And Jacob said to Pharaoh, The days of the years of my pilgrimage are an hundred and thirty years…
Few and evil, yet 130 years; and how many blessings temporal and spiritual had been received during their course. We need not suppose him unthankful. But blessings do not of themselves make a man happy. Some worm may be at the root. And in Jacob's case early faults cast a shadow over his whole life. The remembrance of early deceit, his natural shrinking from danger, his family cares, his mourning for Rachel (Genesis 48:7) and for Joseph, gave a tinge of melancholy not entirely to be taken away even by receiving his son as it were from the dead. The retrospect of his life seemed that of a suffering man.
I. ABIDING SORROW IS THE FRUIT OF EARLY FAULTS, THOUGH REPENTED OF (1 Corinthians 15:9). It does not necessarily imply separation from God, or doubt of personal salvation. If "a godly sorrow," it works repentance, i.e. a more complete turning to God. But just as early neglect of the laws affecting bodily health produces a lasting effect, however carefully these laws may be attended to in after years, so neglect of God's moral and spiritual laws produces sorrow, varying in kind, and in the channel by which it comes, but bearing witness to the truth of God's unceasing watchfulness.
II. THE DISCIPLINE OF LIFE IS NOT IN ANGER, BUT FOR OUR PURIFICATION. Thus suffering may be a blessing. But for sorrow Jacob might have sunk into taking his ease. His besetting danger was worldly carefulness (Genesis 30:41). So sorrow, from outward circumstances or from inward reflection, often brings us nearer God. It teaches the vanity of earth that we may realize the blessedness of the inheritance above; that frail and weary we may cling more closely to the promises of the rest which remaineth (Hebrews 4:9).
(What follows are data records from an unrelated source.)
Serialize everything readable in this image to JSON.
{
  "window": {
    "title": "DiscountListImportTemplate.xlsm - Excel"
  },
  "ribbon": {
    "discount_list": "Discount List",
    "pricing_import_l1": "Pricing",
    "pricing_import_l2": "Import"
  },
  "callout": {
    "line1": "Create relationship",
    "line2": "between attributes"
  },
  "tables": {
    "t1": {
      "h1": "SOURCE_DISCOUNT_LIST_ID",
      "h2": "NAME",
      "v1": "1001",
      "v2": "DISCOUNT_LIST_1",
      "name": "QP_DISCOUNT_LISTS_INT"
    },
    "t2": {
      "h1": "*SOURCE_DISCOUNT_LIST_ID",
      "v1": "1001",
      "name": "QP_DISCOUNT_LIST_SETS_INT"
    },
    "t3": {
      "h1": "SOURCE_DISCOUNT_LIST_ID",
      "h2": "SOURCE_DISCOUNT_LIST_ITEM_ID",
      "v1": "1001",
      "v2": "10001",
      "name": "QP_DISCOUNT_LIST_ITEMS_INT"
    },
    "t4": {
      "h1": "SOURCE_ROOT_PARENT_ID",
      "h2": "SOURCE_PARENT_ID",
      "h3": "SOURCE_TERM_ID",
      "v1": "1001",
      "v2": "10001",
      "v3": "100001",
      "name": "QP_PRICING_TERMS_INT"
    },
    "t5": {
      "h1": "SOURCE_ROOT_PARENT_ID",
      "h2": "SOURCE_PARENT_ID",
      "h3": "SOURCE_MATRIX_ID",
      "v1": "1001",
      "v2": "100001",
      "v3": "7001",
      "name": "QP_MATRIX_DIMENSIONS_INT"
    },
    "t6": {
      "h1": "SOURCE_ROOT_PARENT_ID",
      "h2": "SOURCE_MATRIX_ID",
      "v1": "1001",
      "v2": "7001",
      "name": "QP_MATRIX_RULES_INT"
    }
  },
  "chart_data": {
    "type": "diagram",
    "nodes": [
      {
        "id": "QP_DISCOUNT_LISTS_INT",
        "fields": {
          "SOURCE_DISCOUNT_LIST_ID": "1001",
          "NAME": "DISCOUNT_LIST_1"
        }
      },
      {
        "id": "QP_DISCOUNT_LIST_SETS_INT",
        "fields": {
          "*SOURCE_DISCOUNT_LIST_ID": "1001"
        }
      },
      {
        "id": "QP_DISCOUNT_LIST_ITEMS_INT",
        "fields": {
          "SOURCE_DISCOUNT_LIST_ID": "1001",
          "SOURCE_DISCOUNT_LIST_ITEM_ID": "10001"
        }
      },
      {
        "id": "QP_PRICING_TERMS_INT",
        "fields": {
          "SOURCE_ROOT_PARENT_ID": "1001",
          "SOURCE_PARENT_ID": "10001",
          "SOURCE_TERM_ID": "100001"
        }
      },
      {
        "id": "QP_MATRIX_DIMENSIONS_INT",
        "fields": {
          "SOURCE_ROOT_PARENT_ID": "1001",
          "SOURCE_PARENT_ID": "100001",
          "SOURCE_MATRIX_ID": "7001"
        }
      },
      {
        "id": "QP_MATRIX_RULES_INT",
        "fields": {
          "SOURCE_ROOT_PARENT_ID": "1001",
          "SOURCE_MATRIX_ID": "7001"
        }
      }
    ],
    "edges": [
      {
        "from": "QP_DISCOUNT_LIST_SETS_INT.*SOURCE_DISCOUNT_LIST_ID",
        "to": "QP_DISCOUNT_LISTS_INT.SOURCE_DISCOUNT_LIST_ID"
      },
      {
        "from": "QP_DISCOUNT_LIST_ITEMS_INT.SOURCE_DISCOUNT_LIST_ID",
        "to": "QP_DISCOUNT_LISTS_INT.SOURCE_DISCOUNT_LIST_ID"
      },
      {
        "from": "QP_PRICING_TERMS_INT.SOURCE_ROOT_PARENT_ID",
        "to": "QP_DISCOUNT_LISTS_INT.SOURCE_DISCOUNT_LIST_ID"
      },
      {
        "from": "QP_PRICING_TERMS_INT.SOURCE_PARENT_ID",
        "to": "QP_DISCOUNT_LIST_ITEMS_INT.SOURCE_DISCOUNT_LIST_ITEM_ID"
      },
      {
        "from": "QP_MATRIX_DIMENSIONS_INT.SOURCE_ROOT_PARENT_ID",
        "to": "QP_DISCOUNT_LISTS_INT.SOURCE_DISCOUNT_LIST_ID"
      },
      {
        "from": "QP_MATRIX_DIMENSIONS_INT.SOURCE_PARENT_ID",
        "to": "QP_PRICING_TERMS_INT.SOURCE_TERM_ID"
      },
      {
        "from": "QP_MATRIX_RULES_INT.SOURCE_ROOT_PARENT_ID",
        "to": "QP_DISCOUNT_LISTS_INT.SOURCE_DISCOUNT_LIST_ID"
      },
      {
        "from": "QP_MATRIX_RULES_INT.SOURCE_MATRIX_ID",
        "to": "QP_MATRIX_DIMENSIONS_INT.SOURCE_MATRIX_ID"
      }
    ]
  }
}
III. THIS LIFE IS INTENDED TO BE A PILGRIMAGE, NOT A REST. Its blessedness consists not in present enjoyment, but in preparation for the rest to come (Luke 12:20, 21). We are reminded that there is a goal to be reached, a prize to be won (1 Corinthians 9:24; 1 Peter 1:3-9), and that the time is short, that we may put forth all our efforts (Ecclesiastes 9:10) to overcome Besetting faults and snares of worldliness. A pilgrim (Hebrews 11:14) is seeking a country not yet reached. The remembrance of this keeps the life Godward. True faith will work patience and activity; true hope will work cheerfulness under hindrances, and, if need be, under sufferings. And the love of Christ (John 14:2, 3), and the consciousness that we are his, will constrain us "to walk even as he walked." For what are you striving? to lade yourself with thick clay? To gain honor, renown, admiration, bodily enjoyment? or as a pilgrim (Numbers 10:29) walking in Christ's way, and doing Christ's work? - M.
Parallel VersesKJV: And Jacob said unto Pharaoh, The days of the years of my pilgrimage are an hundred and thirty years: few and evil have the days of the years of my life been, and have not attained unto the days of the years of the life of my fathers in the days of their pilgrimage.
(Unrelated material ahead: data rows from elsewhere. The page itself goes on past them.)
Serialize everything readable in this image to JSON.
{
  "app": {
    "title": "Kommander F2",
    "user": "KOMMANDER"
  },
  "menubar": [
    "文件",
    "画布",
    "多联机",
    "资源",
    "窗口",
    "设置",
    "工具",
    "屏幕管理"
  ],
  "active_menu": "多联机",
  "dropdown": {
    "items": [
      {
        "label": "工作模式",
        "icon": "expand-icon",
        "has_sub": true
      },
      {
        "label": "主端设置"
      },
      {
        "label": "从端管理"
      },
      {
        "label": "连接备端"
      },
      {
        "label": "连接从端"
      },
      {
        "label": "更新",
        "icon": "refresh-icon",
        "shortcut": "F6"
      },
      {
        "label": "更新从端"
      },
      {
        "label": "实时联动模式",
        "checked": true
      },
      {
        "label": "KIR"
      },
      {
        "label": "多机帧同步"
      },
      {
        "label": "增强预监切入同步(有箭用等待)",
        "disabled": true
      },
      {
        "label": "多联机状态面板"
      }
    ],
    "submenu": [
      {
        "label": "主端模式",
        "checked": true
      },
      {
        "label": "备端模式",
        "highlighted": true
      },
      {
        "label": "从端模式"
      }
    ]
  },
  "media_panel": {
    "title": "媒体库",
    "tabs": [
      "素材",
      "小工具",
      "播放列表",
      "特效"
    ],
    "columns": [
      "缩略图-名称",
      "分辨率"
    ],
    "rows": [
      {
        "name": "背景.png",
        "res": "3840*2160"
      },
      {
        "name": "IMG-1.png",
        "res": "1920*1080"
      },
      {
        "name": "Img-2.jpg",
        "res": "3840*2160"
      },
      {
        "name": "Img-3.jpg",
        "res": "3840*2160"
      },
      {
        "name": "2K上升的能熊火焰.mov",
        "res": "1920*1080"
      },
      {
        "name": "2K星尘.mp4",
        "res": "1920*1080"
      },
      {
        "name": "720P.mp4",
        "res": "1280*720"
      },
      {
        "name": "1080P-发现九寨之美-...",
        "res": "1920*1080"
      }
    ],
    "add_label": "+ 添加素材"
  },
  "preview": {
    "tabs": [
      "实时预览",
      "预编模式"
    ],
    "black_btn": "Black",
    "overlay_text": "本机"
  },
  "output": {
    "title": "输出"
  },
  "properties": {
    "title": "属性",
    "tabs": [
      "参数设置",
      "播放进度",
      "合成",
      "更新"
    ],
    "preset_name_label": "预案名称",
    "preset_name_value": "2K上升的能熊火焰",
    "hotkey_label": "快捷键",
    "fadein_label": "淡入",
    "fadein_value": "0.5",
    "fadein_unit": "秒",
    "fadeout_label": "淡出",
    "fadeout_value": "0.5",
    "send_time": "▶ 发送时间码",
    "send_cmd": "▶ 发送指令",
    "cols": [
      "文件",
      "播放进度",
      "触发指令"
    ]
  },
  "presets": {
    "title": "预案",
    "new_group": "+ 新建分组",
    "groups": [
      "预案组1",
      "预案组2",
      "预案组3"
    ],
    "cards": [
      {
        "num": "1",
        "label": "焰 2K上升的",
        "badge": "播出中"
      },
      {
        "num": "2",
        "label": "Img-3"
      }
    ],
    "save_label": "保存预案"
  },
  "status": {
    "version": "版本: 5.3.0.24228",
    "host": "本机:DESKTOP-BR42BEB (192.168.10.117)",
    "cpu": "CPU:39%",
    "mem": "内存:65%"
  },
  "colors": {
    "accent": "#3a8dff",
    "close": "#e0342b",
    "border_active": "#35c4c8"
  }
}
WEB: Jacob said to Pharaoh, "The days of the years of my pilgrimage are one hundred thirty years. Few and evil have been the days of the years of my life, and they have not attained to the days of the years of the life of my fathers in the days of their pilgrimage."